Work instruction: Where does the string "source" appear in the records? Copy each line that holds it.

Data section:
%%
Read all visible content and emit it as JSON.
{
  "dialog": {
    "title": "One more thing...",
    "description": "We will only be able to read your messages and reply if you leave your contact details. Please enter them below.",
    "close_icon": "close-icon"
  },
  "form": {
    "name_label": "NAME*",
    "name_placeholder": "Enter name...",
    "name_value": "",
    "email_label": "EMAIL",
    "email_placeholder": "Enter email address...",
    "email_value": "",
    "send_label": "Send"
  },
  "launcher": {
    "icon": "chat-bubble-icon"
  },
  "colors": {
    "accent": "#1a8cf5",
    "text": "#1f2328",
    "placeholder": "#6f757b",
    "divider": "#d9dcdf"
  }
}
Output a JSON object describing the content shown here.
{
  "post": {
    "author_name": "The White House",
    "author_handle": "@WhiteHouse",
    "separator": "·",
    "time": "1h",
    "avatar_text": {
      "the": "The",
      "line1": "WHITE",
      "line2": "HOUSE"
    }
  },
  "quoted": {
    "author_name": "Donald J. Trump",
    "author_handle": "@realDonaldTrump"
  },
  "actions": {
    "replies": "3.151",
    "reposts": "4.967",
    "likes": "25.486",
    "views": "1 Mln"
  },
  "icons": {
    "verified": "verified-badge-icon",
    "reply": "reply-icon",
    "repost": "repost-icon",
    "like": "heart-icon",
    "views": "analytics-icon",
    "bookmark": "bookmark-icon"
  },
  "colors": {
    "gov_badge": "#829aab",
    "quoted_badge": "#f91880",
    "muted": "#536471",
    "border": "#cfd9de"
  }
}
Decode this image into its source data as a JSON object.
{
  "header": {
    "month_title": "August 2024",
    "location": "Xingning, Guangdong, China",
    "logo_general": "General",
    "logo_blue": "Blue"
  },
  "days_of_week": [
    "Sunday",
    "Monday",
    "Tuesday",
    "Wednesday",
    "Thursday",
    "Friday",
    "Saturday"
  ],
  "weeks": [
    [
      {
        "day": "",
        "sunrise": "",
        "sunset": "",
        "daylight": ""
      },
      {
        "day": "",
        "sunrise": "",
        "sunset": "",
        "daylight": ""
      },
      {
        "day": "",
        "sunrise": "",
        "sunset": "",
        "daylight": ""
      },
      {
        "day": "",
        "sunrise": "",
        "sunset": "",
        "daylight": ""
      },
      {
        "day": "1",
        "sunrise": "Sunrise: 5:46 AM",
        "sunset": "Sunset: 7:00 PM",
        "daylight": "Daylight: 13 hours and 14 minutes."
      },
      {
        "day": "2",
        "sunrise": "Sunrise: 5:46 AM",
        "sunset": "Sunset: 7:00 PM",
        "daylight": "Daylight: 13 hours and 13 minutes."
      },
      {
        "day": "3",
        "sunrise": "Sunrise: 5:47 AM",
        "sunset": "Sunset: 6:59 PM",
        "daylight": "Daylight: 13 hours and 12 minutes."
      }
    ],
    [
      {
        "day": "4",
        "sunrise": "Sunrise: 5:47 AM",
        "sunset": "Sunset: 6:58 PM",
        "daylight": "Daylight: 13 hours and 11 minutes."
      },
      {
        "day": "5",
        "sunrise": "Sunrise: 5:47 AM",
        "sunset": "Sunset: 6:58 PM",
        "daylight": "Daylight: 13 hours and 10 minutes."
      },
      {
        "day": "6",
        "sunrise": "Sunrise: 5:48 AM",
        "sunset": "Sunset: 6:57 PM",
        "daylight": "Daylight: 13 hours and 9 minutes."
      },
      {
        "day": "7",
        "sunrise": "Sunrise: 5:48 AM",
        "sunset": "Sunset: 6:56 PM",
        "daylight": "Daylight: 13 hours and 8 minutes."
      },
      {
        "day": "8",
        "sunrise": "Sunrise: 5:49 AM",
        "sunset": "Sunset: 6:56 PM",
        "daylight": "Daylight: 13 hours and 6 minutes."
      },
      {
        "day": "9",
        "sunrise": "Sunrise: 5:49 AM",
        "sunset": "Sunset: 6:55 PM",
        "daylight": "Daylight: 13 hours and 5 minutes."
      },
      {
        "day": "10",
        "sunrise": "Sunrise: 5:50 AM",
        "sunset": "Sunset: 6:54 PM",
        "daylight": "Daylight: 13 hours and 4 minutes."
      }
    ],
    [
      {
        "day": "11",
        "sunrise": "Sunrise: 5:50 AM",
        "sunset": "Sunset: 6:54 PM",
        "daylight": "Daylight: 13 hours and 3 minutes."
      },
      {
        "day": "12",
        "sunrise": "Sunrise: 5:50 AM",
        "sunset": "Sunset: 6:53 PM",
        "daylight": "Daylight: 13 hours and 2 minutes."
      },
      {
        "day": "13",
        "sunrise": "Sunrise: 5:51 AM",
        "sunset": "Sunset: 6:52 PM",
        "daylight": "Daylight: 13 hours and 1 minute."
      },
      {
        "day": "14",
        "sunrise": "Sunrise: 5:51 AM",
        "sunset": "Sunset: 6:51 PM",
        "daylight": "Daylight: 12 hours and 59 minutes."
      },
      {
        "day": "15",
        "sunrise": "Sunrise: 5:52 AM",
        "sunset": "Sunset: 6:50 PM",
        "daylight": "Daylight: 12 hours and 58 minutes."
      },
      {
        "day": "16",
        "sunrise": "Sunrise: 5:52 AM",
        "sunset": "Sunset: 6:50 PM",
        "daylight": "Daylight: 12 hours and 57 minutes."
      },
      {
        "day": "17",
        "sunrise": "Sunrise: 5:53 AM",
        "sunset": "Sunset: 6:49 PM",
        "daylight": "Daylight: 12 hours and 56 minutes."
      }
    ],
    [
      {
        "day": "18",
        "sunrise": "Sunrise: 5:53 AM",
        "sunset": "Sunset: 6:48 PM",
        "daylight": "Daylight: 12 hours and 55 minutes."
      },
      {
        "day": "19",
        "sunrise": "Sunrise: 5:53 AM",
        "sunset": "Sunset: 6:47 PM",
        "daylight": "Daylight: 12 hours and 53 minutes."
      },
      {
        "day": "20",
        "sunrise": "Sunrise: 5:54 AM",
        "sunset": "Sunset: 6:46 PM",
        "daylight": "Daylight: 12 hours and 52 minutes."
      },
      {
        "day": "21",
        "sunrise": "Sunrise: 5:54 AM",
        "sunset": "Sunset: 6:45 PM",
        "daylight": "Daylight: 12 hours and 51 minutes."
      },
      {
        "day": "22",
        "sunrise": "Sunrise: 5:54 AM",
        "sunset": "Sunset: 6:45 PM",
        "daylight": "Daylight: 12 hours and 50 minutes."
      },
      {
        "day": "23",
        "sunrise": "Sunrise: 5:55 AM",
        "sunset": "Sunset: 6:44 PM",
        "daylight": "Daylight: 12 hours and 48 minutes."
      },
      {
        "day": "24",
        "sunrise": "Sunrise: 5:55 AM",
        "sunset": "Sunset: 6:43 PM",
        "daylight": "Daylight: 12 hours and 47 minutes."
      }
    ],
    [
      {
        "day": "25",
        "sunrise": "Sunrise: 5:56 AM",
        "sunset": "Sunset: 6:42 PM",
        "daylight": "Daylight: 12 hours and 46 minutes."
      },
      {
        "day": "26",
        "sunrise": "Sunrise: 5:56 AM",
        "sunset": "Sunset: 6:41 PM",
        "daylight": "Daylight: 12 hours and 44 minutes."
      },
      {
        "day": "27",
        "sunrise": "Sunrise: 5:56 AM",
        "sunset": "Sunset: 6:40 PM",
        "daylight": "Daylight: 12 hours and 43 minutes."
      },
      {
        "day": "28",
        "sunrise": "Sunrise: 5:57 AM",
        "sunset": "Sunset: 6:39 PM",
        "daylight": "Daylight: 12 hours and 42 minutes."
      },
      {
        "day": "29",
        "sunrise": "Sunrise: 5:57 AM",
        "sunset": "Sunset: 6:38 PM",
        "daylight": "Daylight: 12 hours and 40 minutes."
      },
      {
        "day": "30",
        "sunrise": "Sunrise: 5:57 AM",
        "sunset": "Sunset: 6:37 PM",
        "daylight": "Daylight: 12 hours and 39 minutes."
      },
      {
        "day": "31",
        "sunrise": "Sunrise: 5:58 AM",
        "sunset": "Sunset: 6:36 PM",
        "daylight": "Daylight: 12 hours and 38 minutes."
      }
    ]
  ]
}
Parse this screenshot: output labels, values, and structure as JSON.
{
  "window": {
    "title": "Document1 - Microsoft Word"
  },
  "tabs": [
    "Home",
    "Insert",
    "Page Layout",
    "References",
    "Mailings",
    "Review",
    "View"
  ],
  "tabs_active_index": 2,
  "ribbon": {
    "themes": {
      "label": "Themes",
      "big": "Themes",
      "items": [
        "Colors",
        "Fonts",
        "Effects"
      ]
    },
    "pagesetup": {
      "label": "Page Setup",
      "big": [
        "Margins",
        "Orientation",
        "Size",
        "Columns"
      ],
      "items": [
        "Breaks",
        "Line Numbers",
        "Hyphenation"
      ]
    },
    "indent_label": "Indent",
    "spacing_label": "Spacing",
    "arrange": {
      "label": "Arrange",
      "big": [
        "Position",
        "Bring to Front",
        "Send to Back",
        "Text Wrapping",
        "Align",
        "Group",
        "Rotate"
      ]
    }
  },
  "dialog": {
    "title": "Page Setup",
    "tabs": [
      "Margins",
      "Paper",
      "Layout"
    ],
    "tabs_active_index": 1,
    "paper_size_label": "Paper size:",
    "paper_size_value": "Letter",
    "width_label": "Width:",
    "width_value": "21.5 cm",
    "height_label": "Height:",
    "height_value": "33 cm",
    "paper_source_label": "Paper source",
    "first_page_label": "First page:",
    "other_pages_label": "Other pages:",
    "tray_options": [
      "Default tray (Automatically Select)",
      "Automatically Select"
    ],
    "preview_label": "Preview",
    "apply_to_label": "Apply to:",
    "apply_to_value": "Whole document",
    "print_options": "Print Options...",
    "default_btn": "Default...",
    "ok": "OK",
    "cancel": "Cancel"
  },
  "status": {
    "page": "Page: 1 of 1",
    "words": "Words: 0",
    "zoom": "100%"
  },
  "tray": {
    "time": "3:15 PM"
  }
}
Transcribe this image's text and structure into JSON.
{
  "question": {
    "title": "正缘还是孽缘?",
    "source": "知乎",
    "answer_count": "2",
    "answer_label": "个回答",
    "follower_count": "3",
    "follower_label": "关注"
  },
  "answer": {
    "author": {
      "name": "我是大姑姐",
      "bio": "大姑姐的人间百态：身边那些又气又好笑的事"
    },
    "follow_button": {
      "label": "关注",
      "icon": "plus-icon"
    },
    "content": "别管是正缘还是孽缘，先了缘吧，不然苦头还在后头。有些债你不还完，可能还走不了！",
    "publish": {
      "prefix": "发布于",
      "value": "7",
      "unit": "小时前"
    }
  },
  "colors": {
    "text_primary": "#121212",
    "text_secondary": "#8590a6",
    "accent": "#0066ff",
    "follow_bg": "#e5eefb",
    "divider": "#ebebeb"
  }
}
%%
Exercise response:
Decode this image into its source data as a JSON object.
    "paper_source_label": "Paper source",
    "source": "知乎",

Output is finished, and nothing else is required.